Monday, March 22, 2010

Making APIs Faster: Introducing Partial Response and Partial Update

At Google, we strive to make the web faster. Today, we’re proud to take our first big step in making APIs faster by introducing two experimental features in the Google Data Protocol, partial response and partial update. Together, partial response and partial update can drastically reduce the network, memory, and CPU resources needed to work with Google APIs.

It’s easy to understand the benefit of partial response and partial update. Imagine that you are writing a new Android calendar widget, and you want to display the time and title of the recently changed events on your Google Calendar. With the old Calendar Data API, you would request your calendar’s events feed and receive a large amount of information in response -- including lots of extra data like the attendee list and the event description.

With the addition of partial response, however, you can now use the fields query parameter to request only relevant information -- in this case, event titles and times. Constructing such a request using the fields query parameter is simple:


By including the entry argument and specifying title and gd:when, this request ensures that the partial response contains only the title and time for each event, along with a small amount of wrapping metadata.

But say you want to also enable the widget to change the time of calendar events. With partial update, you can easily accomplish this: simply edit the data you received in the partial response and use the HTTP PATCH verb to send the modified data back to the server. The server then intelligently interprets your PATCH, updating only the fields you chose to send. Throughout this entire read-modify-write cycle, the unneeded data remains server-side and untouched.

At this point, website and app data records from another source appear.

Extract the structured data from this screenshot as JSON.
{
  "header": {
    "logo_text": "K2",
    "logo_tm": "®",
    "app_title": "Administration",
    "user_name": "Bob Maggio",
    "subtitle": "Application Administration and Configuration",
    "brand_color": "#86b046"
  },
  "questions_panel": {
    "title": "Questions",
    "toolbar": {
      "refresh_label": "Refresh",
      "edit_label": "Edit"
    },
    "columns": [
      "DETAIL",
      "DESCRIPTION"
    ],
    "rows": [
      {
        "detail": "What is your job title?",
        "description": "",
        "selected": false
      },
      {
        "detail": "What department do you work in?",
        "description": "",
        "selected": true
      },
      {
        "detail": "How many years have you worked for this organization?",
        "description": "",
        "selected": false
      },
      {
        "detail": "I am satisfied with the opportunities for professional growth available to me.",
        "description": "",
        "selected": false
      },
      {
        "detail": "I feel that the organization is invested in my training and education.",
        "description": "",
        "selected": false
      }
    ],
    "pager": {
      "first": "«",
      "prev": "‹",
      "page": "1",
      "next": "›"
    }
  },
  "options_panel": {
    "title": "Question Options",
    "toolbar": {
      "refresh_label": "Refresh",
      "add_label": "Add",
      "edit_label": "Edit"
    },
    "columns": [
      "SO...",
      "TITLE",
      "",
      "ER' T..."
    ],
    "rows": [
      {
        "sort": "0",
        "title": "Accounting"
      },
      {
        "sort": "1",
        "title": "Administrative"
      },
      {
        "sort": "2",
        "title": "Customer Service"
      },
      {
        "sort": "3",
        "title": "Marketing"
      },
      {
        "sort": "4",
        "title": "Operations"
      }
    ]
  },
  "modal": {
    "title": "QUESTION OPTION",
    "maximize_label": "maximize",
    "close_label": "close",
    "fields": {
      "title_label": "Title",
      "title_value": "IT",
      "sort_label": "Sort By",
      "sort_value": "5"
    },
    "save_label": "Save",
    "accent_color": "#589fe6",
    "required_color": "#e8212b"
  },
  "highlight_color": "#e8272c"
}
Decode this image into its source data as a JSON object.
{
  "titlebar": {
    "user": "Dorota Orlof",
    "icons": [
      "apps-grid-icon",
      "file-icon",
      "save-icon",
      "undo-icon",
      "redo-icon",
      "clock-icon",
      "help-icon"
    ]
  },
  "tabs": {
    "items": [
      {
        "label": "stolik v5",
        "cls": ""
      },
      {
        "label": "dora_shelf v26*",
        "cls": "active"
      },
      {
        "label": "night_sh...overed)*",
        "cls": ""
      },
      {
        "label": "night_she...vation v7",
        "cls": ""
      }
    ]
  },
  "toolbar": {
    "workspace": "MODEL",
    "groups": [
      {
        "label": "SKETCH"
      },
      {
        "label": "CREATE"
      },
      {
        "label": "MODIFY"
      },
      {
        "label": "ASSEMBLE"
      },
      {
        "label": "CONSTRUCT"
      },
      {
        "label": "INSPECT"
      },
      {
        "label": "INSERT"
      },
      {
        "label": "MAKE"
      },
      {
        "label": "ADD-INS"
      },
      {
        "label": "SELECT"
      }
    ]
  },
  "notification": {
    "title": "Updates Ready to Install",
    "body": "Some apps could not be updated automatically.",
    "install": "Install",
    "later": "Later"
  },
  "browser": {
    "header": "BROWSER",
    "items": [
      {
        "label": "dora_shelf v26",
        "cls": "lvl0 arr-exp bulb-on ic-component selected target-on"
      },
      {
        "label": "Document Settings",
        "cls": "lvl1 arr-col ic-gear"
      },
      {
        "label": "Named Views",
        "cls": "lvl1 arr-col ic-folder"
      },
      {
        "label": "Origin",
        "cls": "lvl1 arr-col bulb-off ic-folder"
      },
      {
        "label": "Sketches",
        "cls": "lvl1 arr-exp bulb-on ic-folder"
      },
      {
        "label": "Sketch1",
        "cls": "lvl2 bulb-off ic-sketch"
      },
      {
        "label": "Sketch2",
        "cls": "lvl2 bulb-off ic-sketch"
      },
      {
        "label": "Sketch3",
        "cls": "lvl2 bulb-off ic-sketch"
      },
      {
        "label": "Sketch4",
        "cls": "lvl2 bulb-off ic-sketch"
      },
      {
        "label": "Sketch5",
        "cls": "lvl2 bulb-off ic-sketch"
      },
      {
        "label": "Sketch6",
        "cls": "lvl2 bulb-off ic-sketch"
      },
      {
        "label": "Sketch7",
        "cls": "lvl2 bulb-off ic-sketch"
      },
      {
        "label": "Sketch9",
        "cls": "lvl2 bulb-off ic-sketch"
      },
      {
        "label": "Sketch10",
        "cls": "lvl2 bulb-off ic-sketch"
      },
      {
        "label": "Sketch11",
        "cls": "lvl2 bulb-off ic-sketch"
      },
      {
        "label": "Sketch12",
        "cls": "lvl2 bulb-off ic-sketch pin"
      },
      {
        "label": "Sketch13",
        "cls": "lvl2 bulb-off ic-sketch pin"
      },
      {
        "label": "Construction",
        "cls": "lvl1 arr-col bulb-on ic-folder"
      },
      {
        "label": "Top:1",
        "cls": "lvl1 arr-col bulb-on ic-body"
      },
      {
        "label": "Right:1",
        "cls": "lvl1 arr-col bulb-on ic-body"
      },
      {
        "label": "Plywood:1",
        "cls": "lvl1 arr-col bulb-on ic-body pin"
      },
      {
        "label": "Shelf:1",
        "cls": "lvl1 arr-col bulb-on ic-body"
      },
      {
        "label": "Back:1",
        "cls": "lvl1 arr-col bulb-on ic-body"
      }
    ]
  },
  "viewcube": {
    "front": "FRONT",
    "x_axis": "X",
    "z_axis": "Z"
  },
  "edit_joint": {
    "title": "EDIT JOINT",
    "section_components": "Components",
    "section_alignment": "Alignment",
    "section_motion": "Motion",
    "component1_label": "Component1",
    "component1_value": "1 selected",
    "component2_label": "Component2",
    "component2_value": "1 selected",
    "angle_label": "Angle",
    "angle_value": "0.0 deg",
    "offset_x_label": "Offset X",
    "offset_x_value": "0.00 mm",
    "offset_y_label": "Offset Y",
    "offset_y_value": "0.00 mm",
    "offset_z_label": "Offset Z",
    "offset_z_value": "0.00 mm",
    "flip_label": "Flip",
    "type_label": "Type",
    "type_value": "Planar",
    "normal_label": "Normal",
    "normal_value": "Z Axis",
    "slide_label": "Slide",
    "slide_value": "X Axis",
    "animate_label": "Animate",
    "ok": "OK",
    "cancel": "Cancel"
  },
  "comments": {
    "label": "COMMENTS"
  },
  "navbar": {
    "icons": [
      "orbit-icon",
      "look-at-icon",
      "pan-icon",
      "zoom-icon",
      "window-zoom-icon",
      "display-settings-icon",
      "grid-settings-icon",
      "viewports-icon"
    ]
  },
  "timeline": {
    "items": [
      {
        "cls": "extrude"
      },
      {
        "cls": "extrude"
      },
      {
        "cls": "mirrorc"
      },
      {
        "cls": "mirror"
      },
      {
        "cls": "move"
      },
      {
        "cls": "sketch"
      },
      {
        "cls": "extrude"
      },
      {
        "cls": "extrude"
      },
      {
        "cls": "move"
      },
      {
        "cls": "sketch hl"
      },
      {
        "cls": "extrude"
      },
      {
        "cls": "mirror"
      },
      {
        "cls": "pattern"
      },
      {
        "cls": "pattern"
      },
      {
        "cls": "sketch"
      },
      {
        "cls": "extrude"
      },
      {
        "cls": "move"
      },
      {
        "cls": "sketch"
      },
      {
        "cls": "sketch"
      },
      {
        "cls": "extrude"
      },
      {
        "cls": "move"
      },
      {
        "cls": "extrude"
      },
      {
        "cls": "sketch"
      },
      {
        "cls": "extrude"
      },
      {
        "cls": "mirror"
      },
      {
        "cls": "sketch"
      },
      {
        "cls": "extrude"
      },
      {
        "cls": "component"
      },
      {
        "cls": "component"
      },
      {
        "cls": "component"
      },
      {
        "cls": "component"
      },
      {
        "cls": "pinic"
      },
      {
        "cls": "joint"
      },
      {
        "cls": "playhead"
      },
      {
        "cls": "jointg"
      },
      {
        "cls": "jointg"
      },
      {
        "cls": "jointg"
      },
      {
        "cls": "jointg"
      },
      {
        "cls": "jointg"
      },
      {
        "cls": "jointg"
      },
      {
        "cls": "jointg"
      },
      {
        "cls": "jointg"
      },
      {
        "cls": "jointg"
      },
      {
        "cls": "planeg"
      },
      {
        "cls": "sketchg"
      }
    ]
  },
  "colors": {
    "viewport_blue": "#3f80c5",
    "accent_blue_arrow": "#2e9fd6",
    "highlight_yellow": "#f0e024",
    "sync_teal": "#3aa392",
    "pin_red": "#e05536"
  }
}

Now for a quick demo. If you’re currently logged into a Google account, compare the size of your full calendar feed and your partial calendar feed. When we ran this test, our full calendar feed contained 160 kB of data while the partial feed only contained 8 kB -- the partial response successfully reduced total data transfer by 95%! Performance enhancements like this are especially apparent on a mobile device, where every byte of memory and every CPU cycle count. In nearly all clients, partial response and partial update make it more efficient to send, store, parse, cache, and modify only the data that you need.

As of today, partial response and partial update are supported in four Google APIs:
... and we’re planning on adding support for most of the APIs that are built on the Google Data Protocol soon. Stay tuned for more information, and if you can’t wait, feel free to lobby for partial update and partial response in your favorite API’s public support group. And for those of you who’ll be at Google I/O this year, be sure to check out the Google API sessions that are in store.

Thanks for joining us in our effort to make APIs on the web as fast and as efficient as possible!


  1. LinkedIn API also does this!

    Check it out

  2. Really cool! I wish the flickr api did this...

  3. Looking forward to seeing this on Google Spreadsheets.

  4. It's a good news for developer who uses Google Data API to do something.

  5. I'm using the api to access Google Docs to retrieve just the title and it's throwing an error:

    "Fields query parameter is not supported"

    for this url:

    Can we make these partial requests on Google Docs? What are the supported API's so far?

    Thanks so much

  6. ... (after reading the post): Or rather, when do you think you'll have google docs support?

  7. Adding this to Domain Shared Contacts would make my sync script run sooooo much faster :)

  8. really nice feature API.this is great for developers and mobile handset performance. :-)

  9. Any idea when the Contacts API is going to support this?

  10. A presentation on the LinkedIn API (which looks a little more complete to me) can be found at:

    I have done something similar with some JAX-RS integration with Ebean ORM (Java) (inspired by the LinkedIn API).

    This is JSON only at the moment.

  11. This has a fancy name, but the concept is common in SQL, using "select field1, field2,..." instead of "select * ... "

  12. i've found the one from linkedIn pretty dev-friendly